**INSTRUCTIONS TO FOLLOW:** Sort through the data and copy the lines holding the word "JSON".

[Opening DATASET ENTRIES section]

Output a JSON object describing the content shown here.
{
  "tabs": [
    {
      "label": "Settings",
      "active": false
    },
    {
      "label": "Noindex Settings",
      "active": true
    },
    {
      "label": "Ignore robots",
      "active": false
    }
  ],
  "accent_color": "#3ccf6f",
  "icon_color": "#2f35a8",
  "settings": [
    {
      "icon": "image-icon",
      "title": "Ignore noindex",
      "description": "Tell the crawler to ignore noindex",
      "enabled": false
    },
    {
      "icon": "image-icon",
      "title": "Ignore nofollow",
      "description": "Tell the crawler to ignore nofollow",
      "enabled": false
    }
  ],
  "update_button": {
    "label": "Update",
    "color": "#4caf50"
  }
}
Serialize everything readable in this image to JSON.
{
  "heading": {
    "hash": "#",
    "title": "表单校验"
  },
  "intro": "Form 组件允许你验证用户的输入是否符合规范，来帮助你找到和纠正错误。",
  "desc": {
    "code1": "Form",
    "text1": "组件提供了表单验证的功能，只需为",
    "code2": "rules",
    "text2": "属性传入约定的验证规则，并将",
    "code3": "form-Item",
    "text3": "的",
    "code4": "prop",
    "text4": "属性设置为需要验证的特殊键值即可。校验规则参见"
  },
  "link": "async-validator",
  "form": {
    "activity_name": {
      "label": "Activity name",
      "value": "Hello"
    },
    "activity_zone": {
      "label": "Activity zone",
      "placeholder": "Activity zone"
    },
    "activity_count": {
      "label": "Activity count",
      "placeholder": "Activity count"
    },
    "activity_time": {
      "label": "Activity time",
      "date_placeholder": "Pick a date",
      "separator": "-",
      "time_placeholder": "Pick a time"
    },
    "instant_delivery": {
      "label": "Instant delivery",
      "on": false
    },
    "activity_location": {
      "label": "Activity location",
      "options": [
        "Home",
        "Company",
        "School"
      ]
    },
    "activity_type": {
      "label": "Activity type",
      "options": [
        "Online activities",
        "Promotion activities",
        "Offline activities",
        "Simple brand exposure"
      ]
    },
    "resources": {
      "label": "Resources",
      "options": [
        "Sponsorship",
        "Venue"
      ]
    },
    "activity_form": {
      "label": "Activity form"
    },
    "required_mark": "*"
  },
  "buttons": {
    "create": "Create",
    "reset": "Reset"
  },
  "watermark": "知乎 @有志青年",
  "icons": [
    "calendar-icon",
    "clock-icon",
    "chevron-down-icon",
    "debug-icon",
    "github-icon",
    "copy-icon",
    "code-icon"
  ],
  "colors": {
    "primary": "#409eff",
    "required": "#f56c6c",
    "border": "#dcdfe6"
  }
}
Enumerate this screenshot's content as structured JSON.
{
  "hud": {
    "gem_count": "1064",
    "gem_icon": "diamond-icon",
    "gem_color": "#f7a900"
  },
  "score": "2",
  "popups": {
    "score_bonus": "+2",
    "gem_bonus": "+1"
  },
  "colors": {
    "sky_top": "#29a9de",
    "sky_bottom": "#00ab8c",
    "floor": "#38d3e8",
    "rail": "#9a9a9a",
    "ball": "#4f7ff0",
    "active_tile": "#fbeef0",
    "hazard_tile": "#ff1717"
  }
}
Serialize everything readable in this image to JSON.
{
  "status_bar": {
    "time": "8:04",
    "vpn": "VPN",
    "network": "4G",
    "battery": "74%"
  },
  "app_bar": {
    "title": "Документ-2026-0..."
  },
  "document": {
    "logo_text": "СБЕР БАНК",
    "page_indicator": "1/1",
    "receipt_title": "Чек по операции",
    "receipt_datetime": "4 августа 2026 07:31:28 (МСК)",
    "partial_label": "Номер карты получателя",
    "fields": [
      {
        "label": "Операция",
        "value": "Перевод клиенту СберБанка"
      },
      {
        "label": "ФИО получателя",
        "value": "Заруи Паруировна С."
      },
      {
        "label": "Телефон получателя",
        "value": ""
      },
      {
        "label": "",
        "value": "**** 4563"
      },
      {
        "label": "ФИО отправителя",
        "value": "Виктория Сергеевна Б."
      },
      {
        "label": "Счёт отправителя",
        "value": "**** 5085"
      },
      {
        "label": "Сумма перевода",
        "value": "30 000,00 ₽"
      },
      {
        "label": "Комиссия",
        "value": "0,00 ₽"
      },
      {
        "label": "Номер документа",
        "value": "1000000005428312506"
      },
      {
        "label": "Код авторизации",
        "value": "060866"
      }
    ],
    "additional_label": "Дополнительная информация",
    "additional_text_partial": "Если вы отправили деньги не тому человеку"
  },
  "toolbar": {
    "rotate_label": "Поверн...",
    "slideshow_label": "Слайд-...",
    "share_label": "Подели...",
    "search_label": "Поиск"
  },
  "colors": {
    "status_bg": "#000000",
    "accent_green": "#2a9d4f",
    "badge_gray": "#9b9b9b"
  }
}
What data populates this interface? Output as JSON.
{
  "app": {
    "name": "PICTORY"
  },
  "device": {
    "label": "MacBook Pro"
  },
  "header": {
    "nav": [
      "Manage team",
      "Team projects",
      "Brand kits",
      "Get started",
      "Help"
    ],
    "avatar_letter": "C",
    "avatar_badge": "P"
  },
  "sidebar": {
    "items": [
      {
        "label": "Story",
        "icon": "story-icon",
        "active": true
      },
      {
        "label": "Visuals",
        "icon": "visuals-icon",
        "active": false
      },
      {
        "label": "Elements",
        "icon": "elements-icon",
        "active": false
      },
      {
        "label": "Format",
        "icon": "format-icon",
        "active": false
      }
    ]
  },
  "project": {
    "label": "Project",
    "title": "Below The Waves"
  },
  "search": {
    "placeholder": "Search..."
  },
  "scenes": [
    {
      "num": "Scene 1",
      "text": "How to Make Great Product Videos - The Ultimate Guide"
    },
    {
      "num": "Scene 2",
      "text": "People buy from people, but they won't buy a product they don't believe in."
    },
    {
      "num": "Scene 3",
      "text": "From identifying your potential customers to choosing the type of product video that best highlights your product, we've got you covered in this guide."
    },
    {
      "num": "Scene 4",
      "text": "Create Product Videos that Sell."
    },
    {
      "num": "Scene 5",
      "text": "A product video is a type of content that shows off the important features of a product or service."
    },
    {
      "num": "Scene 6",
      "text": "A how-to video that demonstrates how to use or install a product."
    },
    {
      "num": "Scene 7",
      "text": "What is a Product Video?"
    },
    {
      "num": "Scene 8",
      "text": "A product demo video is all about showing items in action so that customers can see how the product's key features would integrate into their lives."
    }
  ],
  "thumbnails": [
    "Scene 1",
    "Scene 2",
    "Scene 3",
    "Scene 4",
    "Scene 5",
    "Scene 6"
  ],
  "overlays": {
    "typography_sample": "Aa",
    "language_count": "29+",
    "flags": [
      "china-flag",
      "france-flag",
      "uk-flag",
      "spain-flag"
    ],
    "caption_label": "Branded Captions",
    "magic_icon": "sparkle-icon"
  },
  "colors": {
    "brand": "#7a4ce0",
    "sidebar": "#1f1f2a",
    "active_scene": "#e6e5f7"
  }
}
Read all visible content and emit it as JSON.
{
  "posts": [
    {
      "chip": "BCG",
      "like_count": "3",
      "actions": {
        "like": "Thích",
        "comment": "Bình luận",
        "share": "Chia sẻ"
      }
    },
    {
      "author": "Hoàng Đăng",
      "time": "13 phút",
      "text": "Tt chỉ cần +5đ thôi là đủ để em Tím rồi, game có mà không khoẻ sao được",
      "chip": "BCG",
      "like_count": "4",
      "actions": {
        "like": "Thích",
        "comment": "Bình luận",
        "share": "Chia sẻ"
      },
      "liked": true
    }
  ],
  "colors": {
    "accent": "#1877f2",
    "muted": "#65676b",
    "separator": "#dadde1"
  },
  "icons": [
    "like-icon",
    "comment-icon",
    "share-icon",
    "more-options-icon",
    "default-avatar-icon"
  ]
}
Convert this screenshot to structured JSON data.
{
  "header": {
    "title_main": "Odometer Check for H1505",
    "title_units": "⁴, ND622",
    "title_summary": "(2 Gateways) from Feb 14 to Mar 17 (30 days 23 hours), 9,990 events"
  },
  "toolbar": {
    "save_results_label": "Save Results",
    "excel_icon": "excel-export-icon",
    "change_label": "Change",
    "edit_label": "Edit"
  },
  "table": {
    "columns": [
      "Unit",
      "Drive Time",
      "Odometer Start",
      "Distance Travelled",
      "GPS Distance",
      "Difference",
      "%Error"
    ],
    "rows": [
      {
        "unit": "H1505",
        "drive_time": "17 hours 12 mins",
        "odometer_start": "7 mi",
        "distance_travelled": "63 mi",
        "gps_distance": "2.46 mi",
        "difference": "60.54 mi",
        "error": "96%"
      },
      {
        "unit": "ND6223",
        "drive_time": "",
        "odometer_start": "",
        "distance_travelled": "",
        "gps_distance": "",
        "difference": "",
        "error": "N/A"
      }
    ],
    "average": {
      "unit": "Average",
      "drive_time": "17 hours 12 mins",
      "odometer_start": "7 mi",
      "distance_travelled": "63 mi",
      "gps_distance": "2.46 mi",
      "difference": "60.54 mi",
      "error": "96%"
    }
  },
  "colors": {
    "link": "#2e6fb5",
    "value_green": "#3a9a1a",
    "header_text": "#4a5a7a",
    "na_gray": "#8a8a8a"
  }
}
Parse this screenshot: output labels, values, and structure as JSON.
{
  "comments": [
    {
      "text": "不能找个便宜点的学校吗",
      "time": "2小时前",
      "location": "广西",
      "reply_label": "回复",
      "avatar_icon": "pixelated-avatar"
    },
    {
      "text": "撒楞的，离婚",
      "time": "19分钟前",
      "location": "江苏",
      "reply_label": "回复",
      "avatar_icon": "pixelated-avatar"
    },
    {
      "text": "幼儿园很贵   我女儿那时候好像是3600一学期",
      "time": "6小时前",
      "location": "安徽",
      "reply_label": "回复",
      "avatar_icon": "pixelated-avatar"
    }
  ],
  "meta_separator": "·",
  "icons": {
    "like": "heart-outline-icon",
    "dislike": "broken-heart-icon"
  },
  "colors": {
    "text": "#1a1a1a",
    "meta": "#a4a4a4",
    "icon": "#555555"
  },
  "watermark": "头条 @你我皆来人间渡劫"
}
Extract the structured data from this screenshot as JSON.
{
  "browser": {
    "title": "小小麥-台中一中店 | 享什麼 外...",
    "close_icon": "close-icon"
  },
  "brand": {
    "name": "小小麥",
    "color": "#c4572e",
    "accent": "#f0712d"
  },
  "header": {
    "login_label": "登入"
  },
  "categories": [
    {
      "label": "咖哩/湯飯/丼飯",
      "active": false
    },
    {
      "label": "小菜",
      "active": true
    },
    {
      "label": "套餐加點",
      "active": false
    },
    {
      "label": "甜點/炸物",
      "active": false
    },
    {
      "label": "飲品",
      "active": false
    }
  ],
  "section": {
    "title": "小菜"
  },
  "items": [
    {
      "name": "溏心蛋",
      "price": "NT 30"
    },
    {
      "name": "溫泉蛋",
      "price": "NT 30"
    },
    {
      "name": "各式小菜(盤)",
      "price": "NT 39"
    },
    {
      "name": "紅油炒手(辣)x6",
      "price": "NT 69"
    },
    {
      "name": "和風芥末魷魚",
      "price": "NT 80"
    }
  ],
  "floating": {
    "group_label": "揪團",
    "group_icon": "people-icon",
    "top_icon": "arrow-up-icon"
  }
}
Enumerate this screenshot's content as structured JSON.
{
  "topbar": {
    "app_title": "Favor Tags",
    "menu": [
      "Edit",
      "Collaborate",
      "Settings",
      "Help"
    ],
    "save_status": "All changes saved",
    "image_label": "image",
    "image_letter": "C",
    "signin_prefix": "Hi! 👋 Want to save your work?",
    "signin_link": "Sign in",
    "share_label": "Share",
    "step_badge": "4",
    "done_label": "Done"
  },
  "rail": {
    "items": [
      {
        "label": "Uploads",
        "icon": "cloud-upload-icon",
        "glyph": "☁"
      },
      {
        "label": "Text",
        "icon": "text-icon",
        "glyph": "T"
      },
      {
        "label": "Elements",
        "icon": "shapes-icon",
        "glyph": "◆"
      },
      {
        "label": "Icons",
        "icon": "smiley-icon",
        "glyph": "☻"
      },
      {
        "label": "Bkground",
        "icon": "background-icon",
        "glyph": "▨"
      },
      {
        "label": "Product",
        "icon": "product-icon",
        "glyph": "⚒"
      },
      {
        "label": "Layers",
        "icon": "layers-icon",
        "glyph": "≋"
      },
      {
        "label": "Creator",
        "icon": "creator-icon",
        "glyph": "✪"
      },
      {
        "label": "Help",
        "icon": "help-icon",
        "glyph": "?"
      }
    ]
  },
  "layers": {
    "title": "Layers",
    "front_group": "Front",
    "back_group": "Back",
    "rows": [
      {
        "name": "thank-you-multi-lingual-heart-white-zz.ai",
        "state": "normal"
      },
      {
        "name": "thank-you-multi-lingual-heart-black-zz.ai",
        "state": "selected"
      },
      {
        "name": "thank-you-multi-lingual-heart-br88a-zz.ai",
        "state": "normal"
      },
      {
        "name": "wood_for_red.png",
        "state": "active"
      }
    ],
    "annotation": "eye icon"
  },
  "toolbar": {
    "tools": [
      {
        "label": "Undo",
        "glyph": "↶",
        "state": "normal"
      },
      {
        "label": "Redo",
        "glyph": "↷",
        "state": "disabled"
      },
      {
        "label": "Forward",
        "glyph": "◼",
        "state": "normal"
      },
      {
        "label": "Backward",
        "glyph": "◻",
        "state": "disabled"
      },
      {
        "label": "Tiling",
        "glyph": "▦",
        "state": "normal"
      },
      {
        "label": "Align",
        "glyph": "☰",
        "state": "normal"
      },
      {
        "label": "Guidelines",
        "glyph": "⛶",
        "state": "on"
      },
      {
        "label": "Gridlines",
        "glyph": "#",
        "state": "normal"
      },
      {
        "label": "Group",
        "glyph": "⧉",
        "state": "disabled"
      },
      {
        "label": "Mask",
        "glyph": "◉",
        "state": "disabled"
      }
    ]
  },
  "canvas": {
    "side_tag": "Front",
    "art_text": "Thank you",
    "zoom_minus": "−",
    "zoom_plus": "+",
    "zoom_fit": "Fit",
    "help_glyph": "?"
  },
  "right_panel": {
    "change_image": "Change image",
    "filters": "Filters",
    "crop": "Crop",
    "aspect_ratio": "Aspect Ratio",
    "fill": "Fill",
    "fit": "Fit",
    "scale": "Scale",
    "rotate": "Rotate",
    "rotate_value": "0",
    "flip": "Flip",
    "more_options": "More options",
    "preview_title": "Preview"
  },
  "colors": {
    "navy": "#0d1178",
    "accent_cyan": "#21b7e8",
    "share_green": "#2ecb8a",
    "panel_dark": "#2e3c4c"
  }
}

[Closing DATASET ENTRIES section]

**WRITTEN SOLUTION:**
Output a JSON object describing the content shown here.
Serialize everything readable in this image to JSON.
Enumerate this screenshot's content as structured JSON.
Serialize everything readable in this image to JSON.
What data populates this interface? Output as JSON.
Read all visible content and emit it as JSON.
Convert this screenshot to structured JSON data.
Parse this screenshot: output labels, values, and structure as JSON.
Extract the structured data from this screenshot as JSON.
Enumerate this screenshot's content as structured JSON.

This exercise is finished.